Problem description: Every line containing "node" should be copied out. Go through the entries and find them.

Provided entries START

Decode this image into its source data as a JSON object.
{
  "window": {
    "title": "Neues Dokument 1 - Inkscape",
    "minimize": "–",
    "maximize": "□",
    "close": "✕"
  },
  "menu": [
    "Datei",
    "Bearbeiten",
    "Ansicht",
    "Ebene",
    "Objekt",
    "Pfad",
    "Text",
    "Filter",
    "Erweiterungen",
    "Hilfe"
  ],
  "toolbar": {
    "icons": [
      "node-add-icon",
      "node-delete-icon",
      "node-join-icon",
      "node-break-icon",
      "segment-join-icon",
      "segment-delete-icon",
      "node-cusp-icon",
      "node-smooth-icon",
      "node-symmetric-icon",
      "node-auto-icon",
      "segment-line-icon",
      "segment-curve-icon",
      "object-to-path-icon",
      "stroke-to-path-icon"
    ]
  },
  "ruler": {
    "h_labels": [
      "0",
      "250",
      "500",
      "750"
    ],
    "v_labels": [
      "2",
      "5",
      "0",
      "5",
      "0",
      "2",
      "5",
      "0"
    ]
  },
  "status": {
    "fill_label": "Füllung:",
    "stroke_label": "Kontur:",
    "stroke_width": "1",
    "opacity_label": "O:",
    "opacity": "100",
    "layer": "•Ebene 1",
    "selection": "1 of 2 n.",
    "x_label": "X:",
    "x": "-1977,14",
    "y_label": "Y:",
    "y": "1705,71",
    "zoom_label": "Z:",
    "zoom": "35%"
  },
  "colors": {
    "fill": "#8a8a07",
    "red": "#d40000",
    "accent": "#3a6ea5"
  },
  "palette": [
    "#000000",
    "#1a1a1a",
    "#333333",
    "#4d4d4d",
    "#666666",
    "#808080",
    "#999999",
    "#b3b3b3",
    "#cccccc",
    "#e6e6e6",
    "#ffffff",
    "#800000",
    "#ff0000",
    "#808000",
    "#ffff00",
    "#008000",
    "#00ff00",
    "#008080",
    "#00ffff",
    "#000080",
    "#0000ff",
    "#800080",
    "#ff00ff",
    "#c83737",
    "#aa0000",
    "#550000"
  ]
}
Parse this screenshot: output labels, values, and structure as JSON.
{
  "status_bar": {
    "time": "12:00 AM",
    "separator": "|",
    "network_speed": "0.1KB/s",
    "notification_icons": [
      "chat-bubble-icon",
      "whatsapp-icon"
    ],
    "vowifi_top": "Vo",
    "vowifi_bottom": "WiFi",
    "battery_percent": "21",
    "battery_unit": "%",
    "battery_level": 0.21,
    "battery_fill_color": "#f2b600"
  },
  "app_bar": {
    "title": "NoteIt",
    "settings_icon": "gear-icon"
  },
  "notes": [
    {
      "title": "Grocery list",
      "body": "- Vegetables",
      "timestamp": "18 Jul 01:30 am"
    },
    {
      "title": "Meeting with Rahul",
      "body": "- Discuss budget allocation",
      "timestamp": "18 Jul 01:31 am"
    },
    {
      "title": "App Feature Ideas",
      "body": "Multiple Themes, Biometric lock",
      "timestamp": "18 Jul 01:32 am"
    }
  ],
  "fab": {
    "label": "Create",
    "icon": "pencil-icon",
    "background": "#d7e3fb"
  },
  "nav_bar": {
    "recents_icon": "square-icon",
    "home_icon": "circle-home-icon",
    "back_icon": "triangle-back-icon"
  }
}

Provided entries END
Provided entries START

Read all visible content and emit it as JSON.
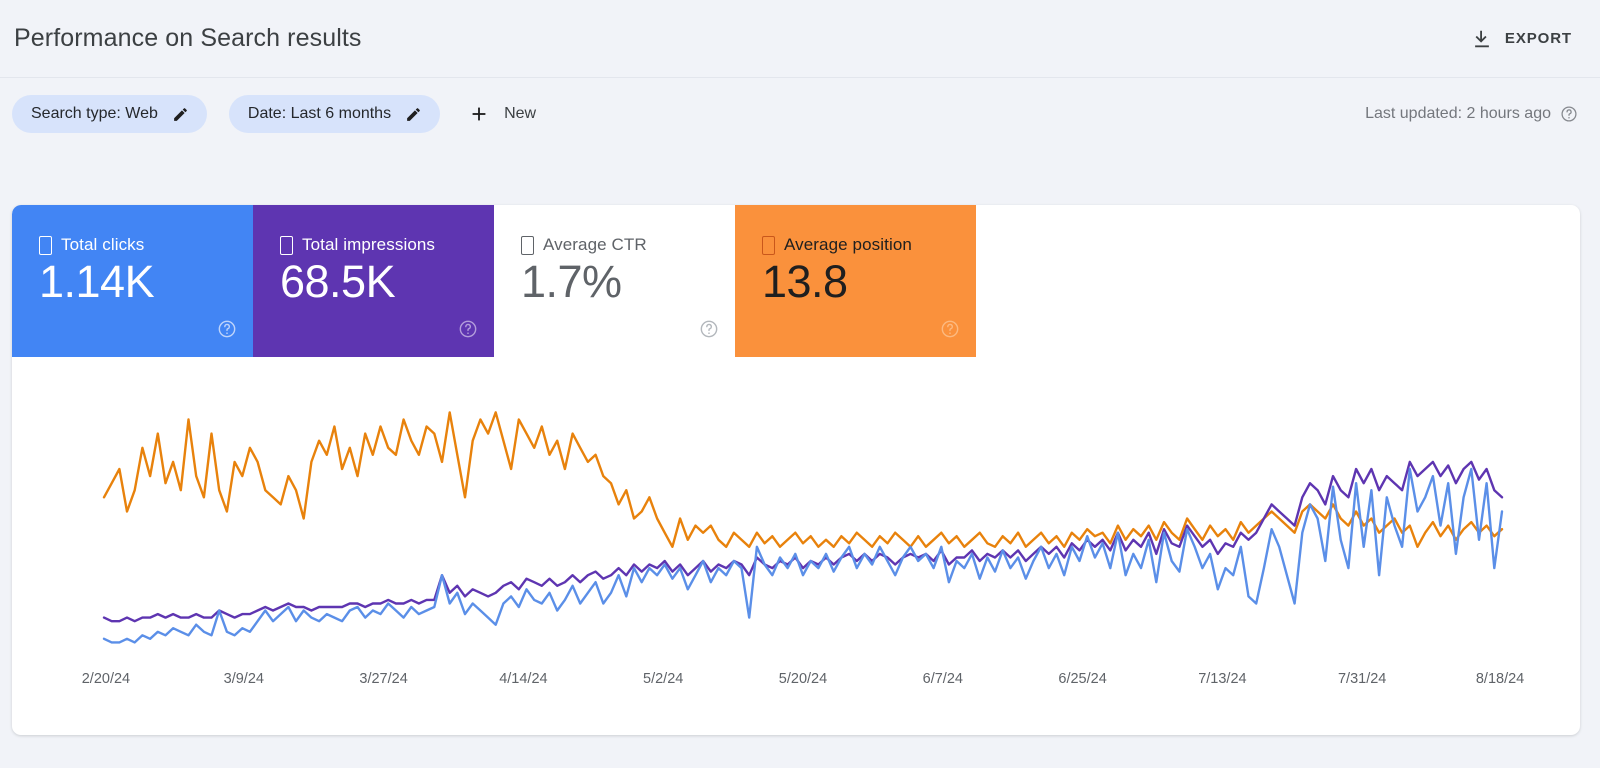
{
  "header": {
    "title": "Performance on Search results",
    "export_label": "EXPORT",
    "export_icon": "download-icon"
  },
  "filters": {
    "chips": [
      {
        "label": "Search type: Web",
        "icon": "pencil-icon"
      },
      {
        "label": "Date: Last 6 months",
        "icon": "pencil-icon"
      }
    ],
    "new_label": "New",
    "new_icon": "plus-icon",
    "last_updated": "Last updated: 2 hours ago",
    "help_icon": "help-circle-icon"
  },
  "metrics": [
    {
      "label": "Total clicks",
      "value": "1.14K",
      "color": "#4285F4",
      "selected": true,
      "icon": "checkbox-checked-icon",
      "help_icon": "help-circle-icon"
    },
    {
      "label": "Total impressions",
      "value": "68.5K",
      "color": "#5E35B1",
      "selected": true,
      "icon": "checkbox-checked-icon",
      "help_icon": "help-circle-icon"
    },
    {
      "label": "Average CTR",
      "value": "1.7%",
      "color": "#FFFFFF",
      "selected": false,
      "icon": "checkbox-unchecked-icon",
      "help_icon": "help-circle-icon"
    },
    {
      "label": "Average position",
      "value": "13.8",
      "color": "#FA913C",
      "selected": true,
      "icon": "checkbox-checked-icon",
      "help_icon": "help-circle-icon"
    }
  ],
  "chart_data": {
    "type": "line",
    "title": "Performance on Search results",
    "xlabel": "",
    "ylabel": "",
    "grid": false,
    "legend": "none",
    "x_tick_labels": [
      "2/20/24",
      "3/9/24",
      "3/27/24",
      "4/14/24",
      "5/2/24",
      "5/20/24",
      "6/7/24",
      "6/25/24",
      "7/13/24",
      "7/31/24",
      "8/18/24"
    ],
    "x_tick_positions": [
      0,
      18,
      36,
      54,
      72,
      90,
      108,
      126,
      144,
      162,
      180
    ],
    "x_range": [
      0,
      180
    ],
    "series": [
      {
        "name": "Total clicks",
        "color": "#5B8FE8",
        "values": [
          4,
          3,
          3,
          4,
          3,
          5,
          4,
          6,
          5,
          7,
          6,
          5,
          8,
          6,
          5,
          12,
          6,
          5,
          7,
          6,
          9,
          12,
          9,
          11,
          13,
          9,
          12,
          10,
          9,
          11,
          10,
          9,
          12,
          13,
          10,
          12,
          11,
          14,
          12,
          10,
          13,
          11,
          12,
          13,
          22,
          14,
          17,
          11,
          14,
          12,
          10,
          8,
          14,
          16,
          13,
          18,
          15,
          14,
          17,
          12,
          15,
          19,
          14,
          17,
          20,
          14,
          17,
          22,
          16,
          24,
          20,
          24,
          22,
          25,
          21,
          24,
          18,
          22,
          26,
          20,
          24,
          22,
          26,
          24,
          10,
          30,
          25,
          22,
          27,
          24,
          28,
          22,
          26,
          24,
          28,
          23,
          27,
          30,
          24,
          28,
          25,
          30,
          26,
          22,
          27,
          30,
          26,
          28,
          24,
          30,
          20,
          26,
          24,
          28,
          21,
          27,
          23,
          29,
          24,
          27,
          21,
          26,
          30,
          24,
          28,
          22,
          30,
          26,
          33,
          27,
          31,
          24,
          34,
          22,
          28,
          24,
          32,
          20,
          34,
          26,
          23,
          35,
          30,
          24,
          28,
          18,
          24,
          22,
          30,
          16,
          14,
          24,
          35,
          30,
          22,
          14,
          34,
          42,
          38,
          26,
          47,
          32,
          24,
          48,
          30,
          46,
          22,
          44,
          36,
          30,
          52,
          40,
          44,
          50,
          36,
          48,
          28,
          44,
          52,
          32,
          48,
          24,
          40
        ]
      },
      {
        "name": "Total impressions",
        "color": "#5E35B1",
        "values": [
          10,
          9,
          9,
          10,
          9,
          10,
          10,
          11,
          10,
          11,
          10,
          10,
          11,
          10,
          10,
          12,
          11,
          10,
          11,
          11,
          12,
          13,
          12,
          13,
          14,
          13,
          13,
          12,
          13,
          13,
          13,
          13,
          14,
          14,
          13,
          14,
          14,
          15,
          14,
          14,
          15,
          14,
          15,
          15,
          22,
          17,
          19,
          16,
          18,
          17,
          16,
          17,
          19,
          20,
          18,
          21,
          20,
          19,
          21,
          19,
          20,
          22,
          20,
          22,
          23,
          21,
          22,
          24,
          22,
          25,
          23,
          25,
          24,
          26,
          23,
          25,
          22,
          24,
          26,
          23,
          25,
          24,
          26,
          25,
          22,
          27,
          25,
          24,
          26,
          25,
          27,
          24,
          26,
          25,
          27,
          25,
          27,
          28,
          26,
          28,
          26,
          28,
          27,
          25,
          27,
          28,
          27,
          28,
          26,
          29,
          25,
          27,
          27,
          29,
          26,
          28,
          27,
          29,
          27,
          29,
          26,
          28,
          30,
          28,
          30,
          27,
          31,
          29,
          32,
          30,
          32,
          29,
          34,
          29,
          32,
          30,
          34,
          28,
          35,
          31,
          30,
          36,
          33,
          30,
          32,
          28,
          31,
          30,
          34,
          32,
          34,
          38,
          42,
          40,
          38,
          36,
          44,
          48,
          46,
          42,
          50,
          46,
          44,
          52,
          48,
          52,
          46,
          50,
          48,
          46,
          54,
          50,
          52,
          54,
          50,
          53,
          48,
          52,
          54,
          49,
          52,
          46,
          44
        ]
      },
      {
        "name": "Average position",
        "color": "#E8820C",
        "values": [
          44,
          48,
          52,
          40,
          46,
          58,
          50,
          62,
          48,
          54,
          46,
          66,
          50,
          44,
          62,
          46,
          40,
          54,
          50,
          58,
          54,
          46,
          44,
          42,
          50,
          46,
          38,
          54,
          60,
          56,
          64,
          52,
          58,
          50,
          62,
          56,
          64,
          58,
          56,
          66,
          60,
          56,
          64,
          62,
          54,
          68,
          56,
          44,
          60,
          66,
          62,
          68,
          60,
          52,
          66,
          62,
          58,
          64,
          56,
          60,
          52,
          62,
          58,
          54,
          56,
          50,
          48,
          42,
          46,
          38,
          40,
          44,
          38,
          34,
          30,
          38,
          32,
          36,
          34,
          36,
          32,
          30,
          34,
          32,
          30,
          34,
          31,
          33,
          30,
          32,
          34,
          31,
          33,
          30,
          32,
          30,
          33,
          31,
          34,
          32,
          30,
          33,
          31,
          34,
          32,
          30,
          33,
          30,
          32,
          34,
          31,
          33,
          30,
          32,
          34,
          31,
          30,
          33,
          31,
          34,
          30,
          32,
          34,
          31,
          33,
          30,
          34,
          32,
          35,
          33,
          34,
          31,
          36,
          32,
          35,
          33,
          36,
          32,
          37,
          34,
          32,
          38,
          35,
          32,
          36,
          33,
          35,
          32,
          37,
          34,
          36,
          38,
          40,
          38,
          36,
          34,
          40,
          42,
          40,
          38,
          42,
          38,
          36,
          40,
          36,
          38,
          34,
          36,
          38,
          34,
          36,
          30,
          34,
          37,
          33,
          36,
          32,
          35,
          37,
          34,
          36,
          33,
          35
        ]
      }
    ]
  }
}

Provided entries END

Written answer:
      "node-add-icon",
      "node-delete-icon",
      "node-join-icon",
      "node-break-icon",
      "node-cusp-icon",
      "node-smooth-icon",
      "node-symmetric-icon",
      "node-auto-icon",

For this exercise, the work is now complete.